By Sean Pitts
The first two major towns since the formation of White Pine County had passed their prime. Hamilton, the original County Seat saw its population plummet from 24,000 to less than 500. Ward, the second boom town had suffered a similar fate. While never reaching the size or stature of Hamilton, it had also experienced a dramatic loss of population when the silver ore had paid out. County residents recognized Hamilton’s continued decline was inevitable and looked to the town of Ward as the new County Seat but it boomed and died before necessary arrangement could be made. A fire destroyed the town and any hopes of a viable home for County government.
Like other towns, the timing was perfect. Had the ore lasted, Ward would have become the County Seat, but the silver was not abundant. After three good years of production, the mines closed, its population dropped, and residents were looking for the next bonanza. County government would continue to reside in Hamilton, despite its dwindling population.
A new hope emerged with the discovery of gold in Cherry Creek. Soldiers had been sent to protect the Pony Express Route and the Overland Stage in 1861 and were garrisoned at Schellbourne. During their off hours, they prospected the surrounding area eventually discovering gold in 1863. The initial discovery was not promising. Employees of the Egan Mining Company joined the soldiers of the Second Calvary of California Volunteers to further explore the area. Production continued for nearly a decade before a mining district was organized in November of 1872. Even then, the best producing ore lay undiscovered until 1880.
Three newly discovered mines opened the canyons around causing Cherry Creek to become the next boom town. Although the town was laid out in 1873, the population remained low. By 1880, the Star, Exchequer, and the Teacup mine averaged production of a million dollars each. It was enough to lure residents from other towns. The population of the Cherry Creek climbed to over 1500 people.
The usual amenities were constructed. A school, church, and Wells Fargo Office opened in 1879. Fraternal organizations such as the Moose Lodge and the Grand Army of the Republic Post for Civil War Veterans was opened in the same year. The Williamson dance hall became famous for the extravagant dances that attracted residents from all around the county.

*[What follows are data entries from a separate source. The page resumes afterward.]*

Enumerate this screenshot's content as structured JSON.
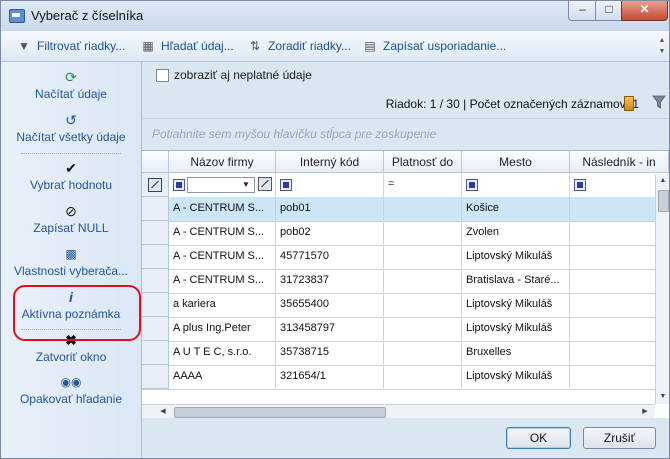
{
  "window": {
    "title": "Vyberač z číselníka",
    "minimize_icon": "minimize-icon",
    "maximize_icon": "maximize-icon",
    "close_icon": "close-icon"
  },
  "toolbar": {
    "items": [
      {
        "label": "Filtrovať riadky...",
        "icon": "filter-icon"
      },
      {
        "label": "Hľadať údaj...",
        "icon": "grid-search-icon"
      },
      {
        "label": "Zoradiť riadky...",
        "icon": "sort-icon"
      },
      {
        "label": "Zapísať usporiadanie...",
        "icon": "save-layout-icon"
      }
    ]
  },
  "sidebar": {
    "items": [
      {
        "label": "Načítať údaje",
        "icon": "refresh-icon"
      },
      {
        "label": "Načítať všetky údaje",
        "icon": "reload-all-icon"
      },
      {
        "label": "Vybrať hodnotu",
        "icon": "checkmark-icon"
      },
      {
        "label": "Zapísať NULL",
        "icon": "null-icon"
      },
      {
        "label": "Vlastnosti vyberača...",
        "icon": "properties-icon"
      },
      {
        "label": "Aktívna poznámka",
        "icon": "info-icon"
      },
      {
        "label": "Zatvoriť okno",
        "icon": "close-x-icon"
      },
      {
        "label": "Opakovať hľadanie",
        "icon": "binoculars-icon"
      }
    ],
    "highlight_color": "#e0101a"
  },
  "options": {
    "show_invalid_label": "zobraziť aj neplatné údaje",
    "show_invalid_checked": false
  },
  "status": {
    "row_info": "Riadok: 1 / 30 | Počet označených záznamov: 1"
  },
  "grouping_hint": "Potiahnite sem myšou hlavičku stĺpca pre zoskupenie",
  "table": {
    "columns": [
      "Názov firmy",
      "Interný kód",
      "Platnosť do",
      "Mesto",
      "Následník - in"
    ],
    "filter_equals": "=",
    "rows": [
      [
        "A - CENTRUM S...",
        "pob01",
        "",
        "Košice",
        ""
      ],
      [
        "A - CENTRUM S...",
        "pob02",
        "",
        "Zvolen",
        ""
      ],
      [
        "A - CENTRUM S...",
        "45771570",
        "",
        "Liptovský Mikuláš",
        ""
      ],
      [
        "A - CENTRUM S...",
        "31723837",
        "",
        "Bratislava - Staré...",
        ""
      ],
      [
        "a kariera",
        "35655400",
        "",
        "Liptovský Mikuláš",
        ""
      ],
      [
        "A plus Ing.Peter",
        "313458797",
        "",
        "Liptovský Mikuláš",
        ""
      ],
      [
        "A U T E C, s.r.o.",
        "35738715",
        "",
        "Bruxelles",
        ""
      ],
      [
        "AAAA",
        "321654/1",
        "",
        "Liptovský Mikuláš",
        ""
      ]
    ],
    "selected_row": 0
  },
  "buttons": {
    "ok": "OK",
    "cancel": "Zrušiť"
  }
}
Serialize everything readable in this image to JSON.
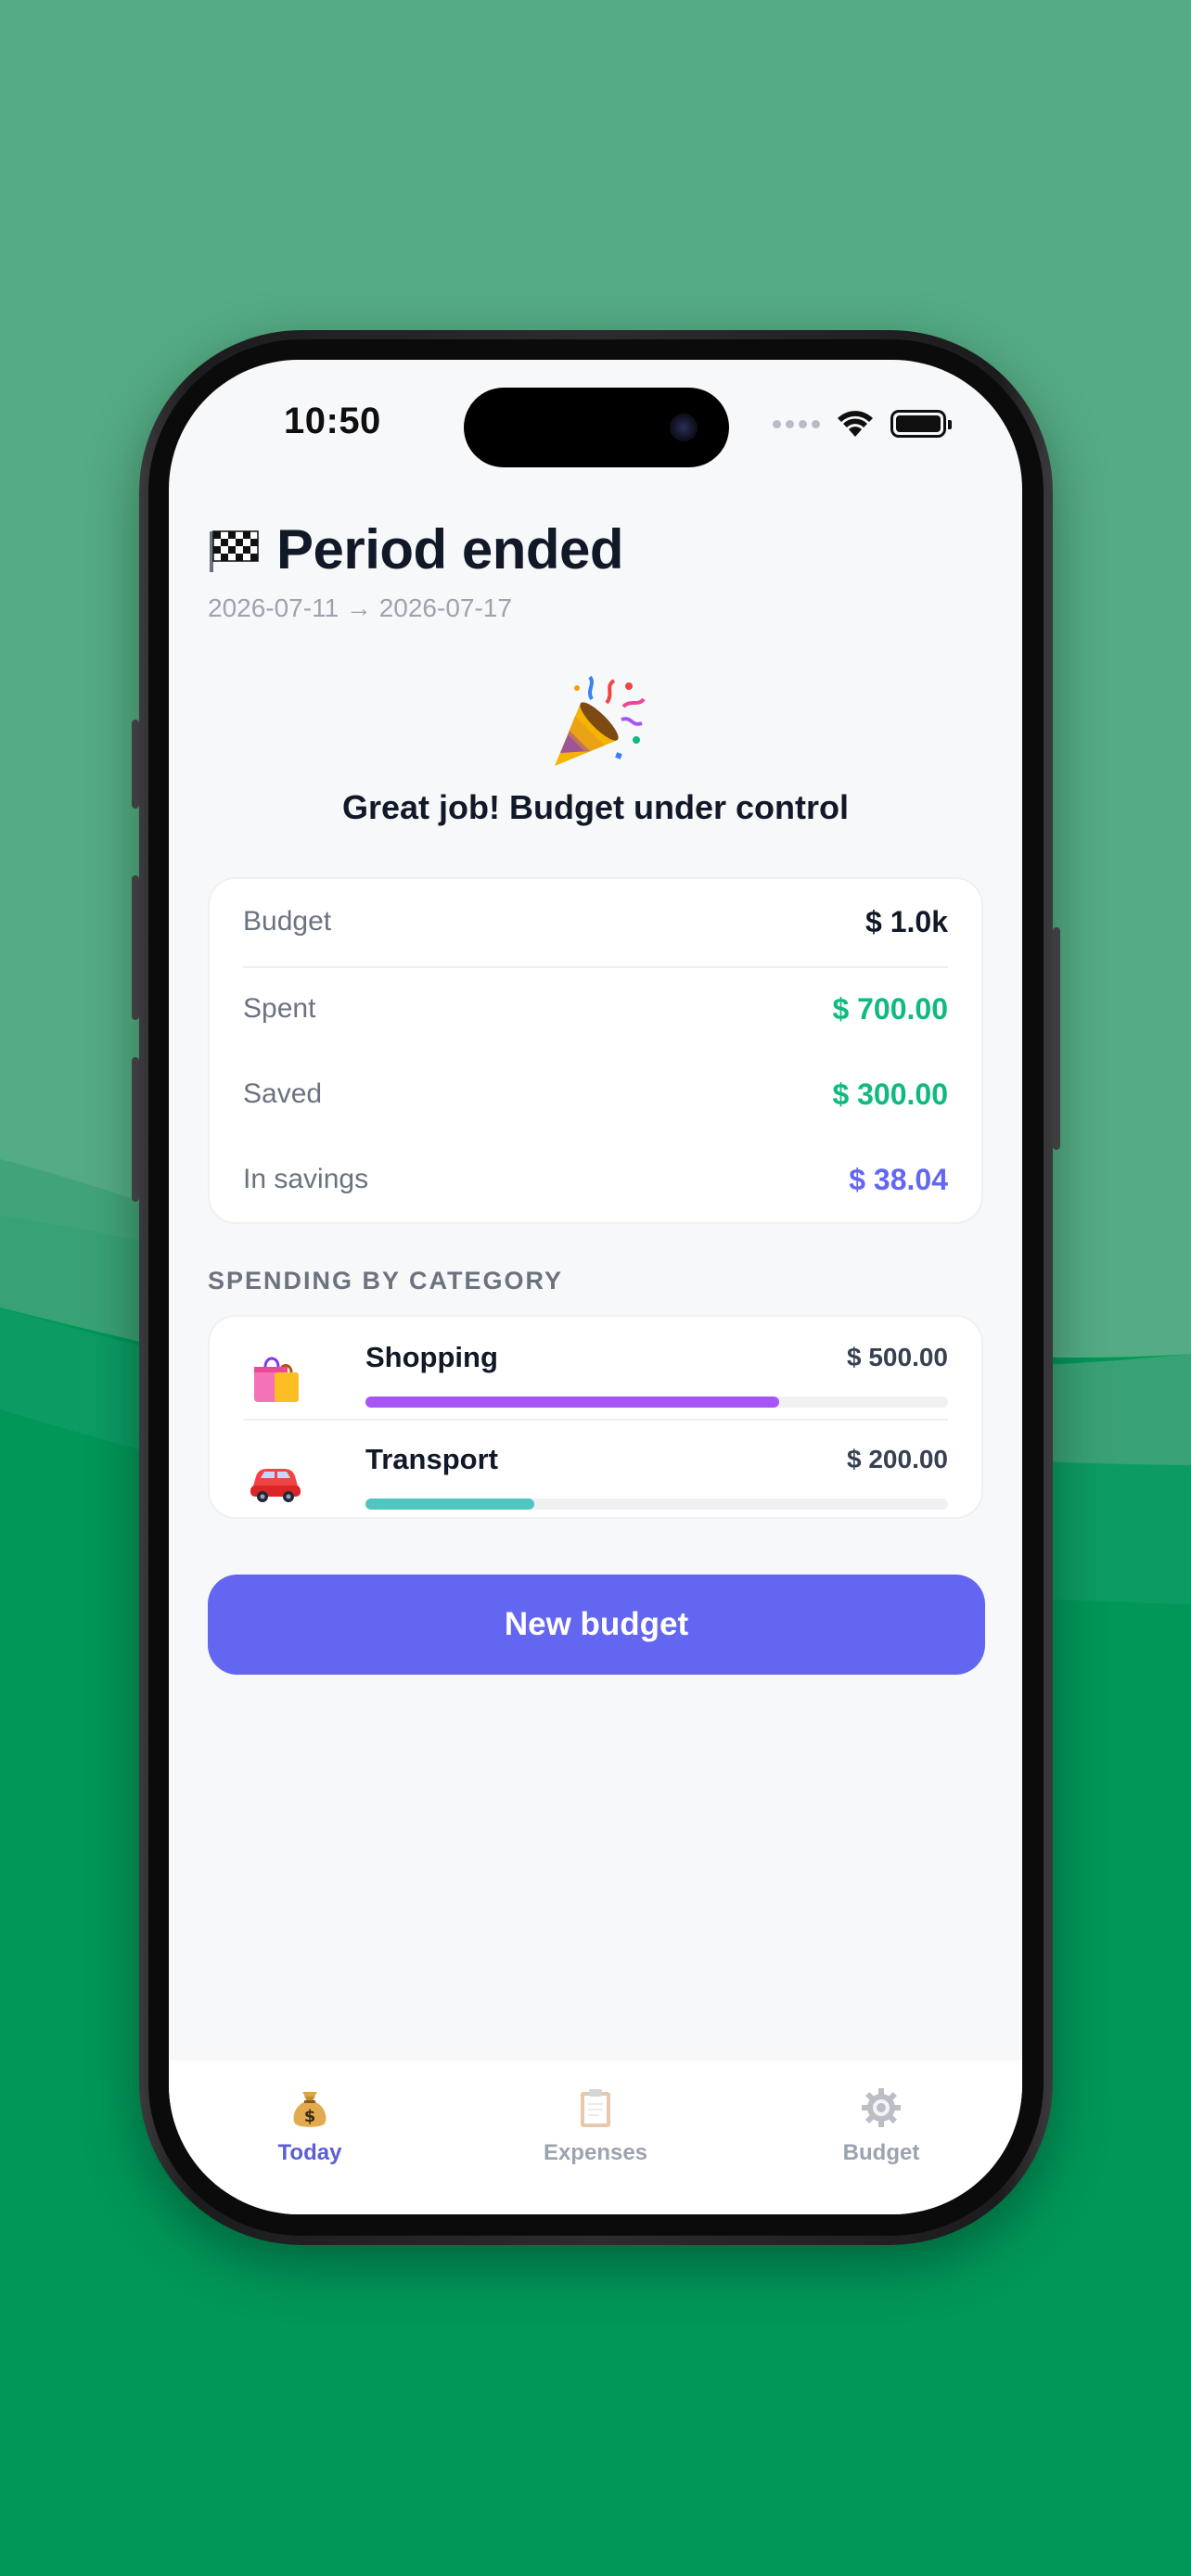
{
  "status_bar": {
    "time": "10:50"
  },
  "header": {
    "title": "Period ended",
    "period_range": "2026-07-11 → 2026-07-17",
    "flag_icon": "checkered-flag-icon"
  },
  "celebration": {
    "icon": "party-popper-icon",
    "headline": "Great job! Budget under control"
  },
  "summary": {
    "rows": [
      {
        "label": "Budget",
        "value": "$ 1.0k",
        "color": "#111827"
      },
      {
        "label": "Spent",
        "value": "$ 700.00",
        "color": "#10b981"
      },
      {
        "label": "Saved",
        "value": "$ 300.00",
        "color": "#10b981"
      },
      {
        "label": "In savings",
        "value": "$ 38.04",
        "color": "#6366f1"
      }
    ]
  },
  "spending": {
    "section_title": "SPENDING BY CATEGORY",
    "categories": [
      {
        "name": "Shopping",
        "amount": "$ 500.00",
        "icon": "shopping-bags-icon",
        "share": 0.71,
        "color": "#a855f7"
      },
      {
        "name": "Transport",
        "amount": "$ 200.00",
        "icon": "car-icon",
        "share": 0.29,
        "color": "#4fc7c0"
      }
    ]
  },
  "actions": {
    "new_budget_label": "New budget"
  },
  "tab_bar": {
    "tabs": [
      {
        "label": "Today",
        "icon": "money-bag-icon",
        "active": true
      },
      {
        "label": "Expenses",
        "icon": "clipboard-icon",
        "active": false
      },
      {
        "label": "Budget",
        "icon": "gear-icon",
        "active": false
      }
    ],
    "active_color": "#5b5fd6",
    "inactive_color": "#9ca3af"
  }
}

During its brief boom, Cherry Creek boasted the fastest horse racing track in the State. The flat and sunbaked Steptoe Valley contributed to the right conditions for horse racing. Horse owners would bring their fastest steeds to race on the mile long track, complete with grandstands. Betting the ponies was a popular past time with races nearly every week.
By 1882 Cherry Creek was the largest town in White Pine County with the largest production of ore. Residents felt the time was right to get the county seat moved to the new boom town. They petitioned the County Commissioners who placed the issue up for a vote of County residents. The vote failed because the last remaining residents of Hamilton did not want to move a distance of nearly one hundred miles.
History would show this was a fortunate failure. One year after the vote in 1883, a fire ravaged through the town of Cherry Creek, destroying most of the buildings. The town would never fully recover.
Next time: White Pine County Government Finds a Home.